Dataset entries
++++

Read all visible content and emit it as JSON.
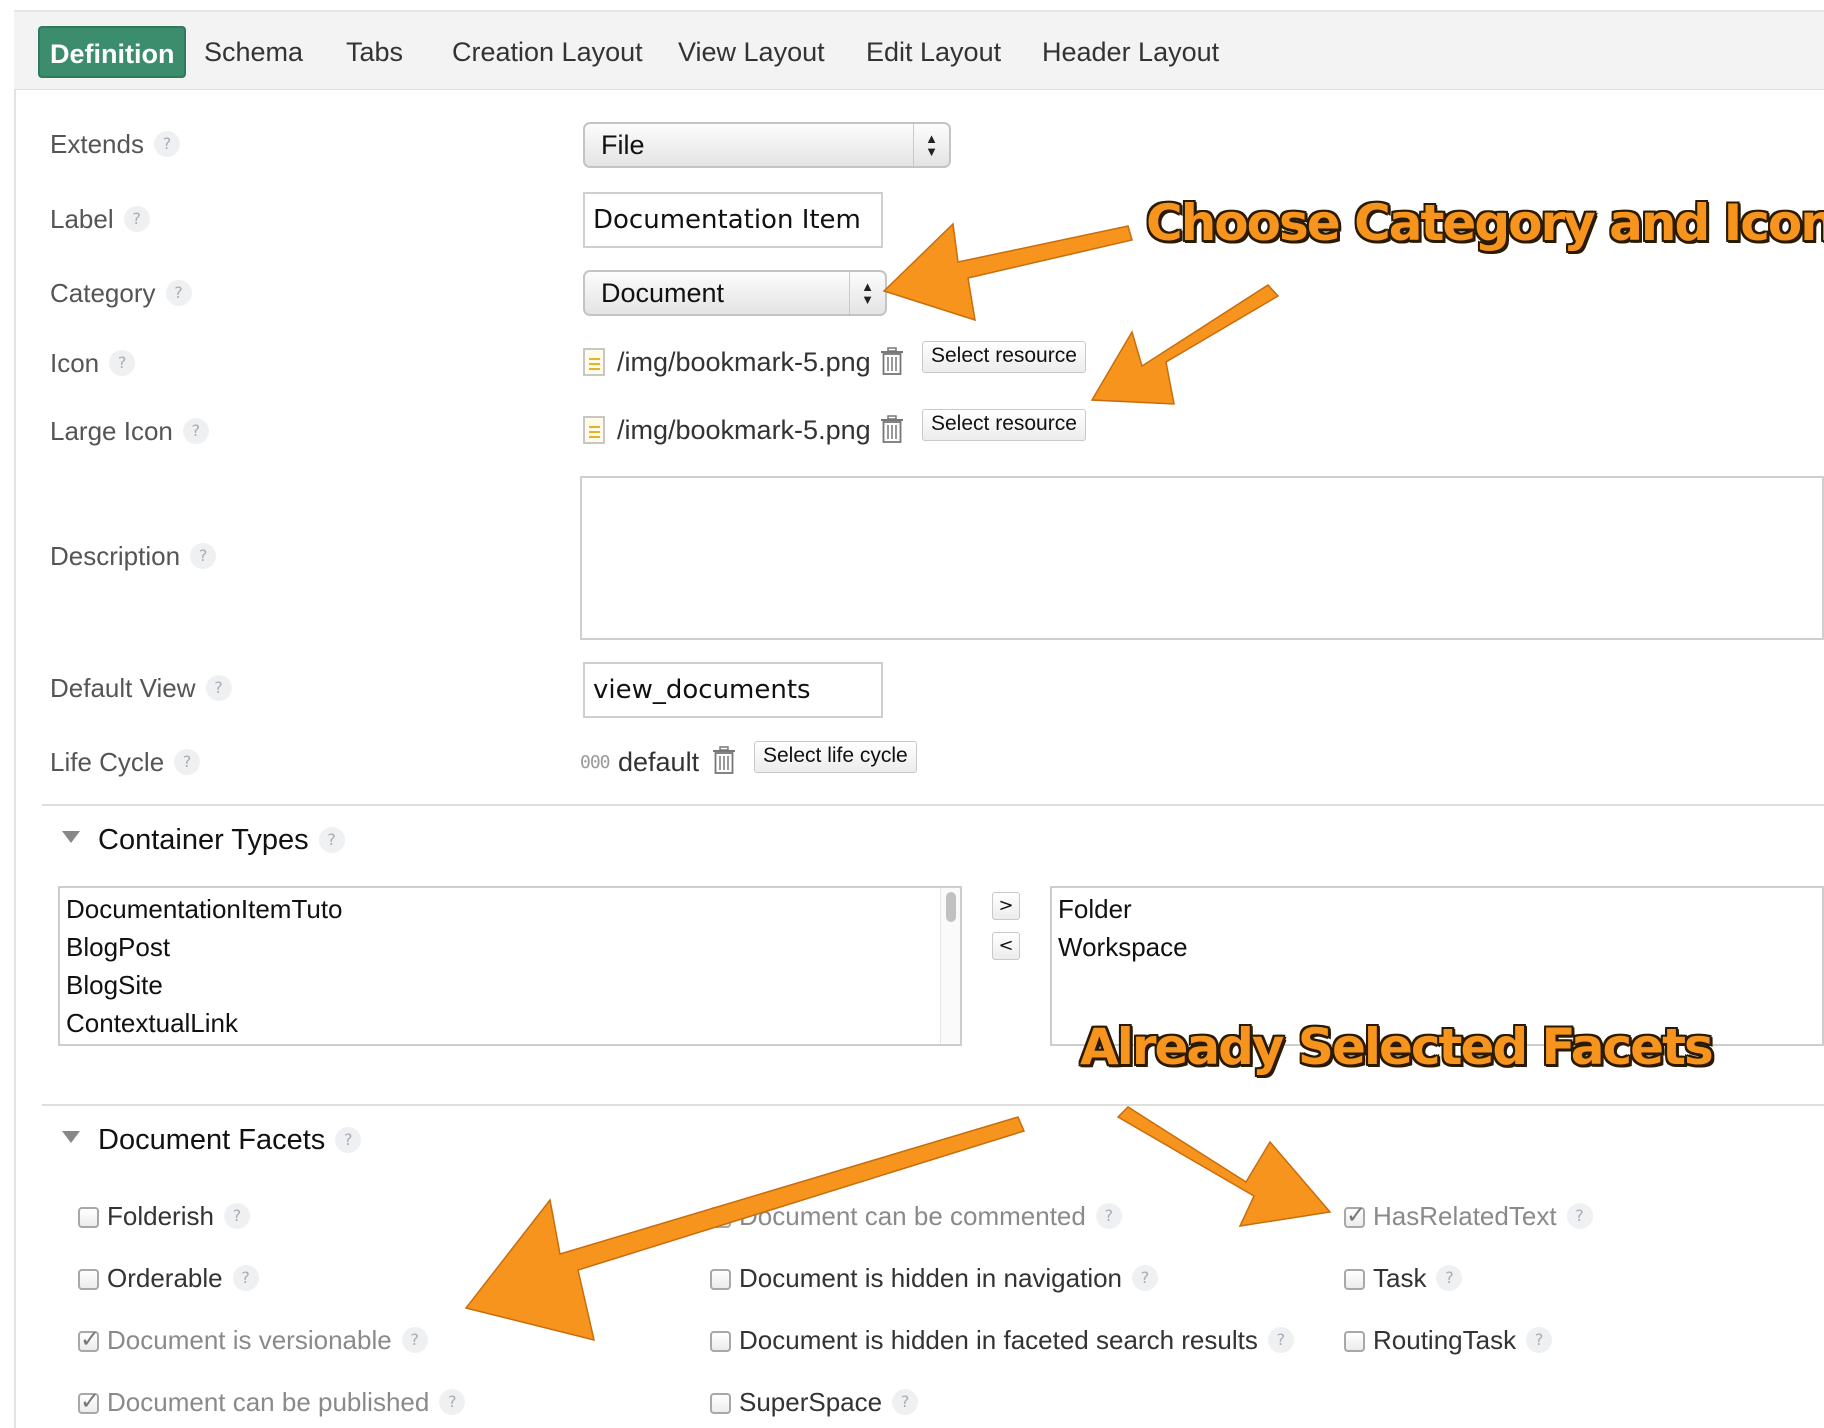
{
  "tabs": [
    {
      "label": "Definition",
      "active": true
    },
    {
      "label": "Schema",
      "active": false
    },
    {
      "label": "Tabs",
      "active": false
    },
    {
      "label": "Creation Layout",
      "active": false
    },
    {
      "label": "View Layout",
      "active": false
    },
    {
      "label": "Edit Layout",
      "active": false
    },
    {
      "label": "Header Layout",
      "active": false
    }
  ],
  "help_glyph": "?",
  "form": {
    "extends": {
      "label": "Extends",
      "value": "File"
    },
    "label": {
      "label": "Label",
      "value": "Documentation Item"
    },
    "category": {
      "label": "Category",
      "value": "Document"
    },
    "icon": {
      "label": "Icon",
      "path": "/img/bookmark-5.png",
      "button": "Select resource"
    },
    "large_icon": {
      "label": "Large Icon",
      "path": "/img/bookmark-5.png",
      "button": "Select resource"
    },
    "description": {
      "label": "Description",
      "value": ""
    },
    "default_view": {
      "label": "Default View",
      "value": "view_documents"
    },
    "life_cycle": {
      "label": "Life Cycle",
      "icon_text": "000",
      "value": "default",
      "button": "Select life cycle"
    }
  },
  "container_types": {
    "title": "Container Types",
    "available": [
      "DocumentationItemTuto",
      "BlogPost",
      "BlogSite",
      "ContextualLink"
    ],
    "selected": [
      "Folder",
      "Workspace"
    ],
    "add_button": ">",
    "remove_button": "<"
  },
  "document_facets": {
    "title": "Document Facets",
    "items": [
      {
        "label": "Folderish",
        "checked": false,
        "disabled": false
      },
      {
        "label": "Orderable",
        "checked": false,
        "disabled": false
      },
      {
        "label": "Document is versionable",
        "checked": true,
        "disabled": true
      },
      {
        "label": "Document can be published",
        "checked": true,
        "disabled": true
      },
      {
        "label": "Document can be commented",
        "checked": true,
        "disabled": true
      },
      {
        "label": "Document is hidden in navigation",
        "checked": false,
        "disabled": false
      },
      {
        "label": "Document is hidden in faceted search results",
        "checked": false,
        "disabled": false
      },
      {
        "label": "SuperSpace",
        "checked": false,
        "disabled": false
      },
      {
        "label": "HasRelatedText",
        "checked": true,
        "disabled": true
      },
      {
        "label": "Task",
        "checked": false,
        "disabled": false
      },
      {
        "label": "RoutingTask",
        "checked": false,
        "disabled": false
      }
    ]
  },
  "annotations": {
    "category_icons": "Choose Category and Icons",
    "selected_facets": "Already Selected Facets",
    "arrow_color": "#f7941d"
  }
}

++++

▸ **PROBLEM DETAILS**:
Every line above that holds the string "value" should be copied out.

▸ **OUTPUT BELOW**:
      "value": "File"
      "value": "Documentation Item"
      "value": "Document"
      "value": ""
      "value": "view_documents"
      "value": "default",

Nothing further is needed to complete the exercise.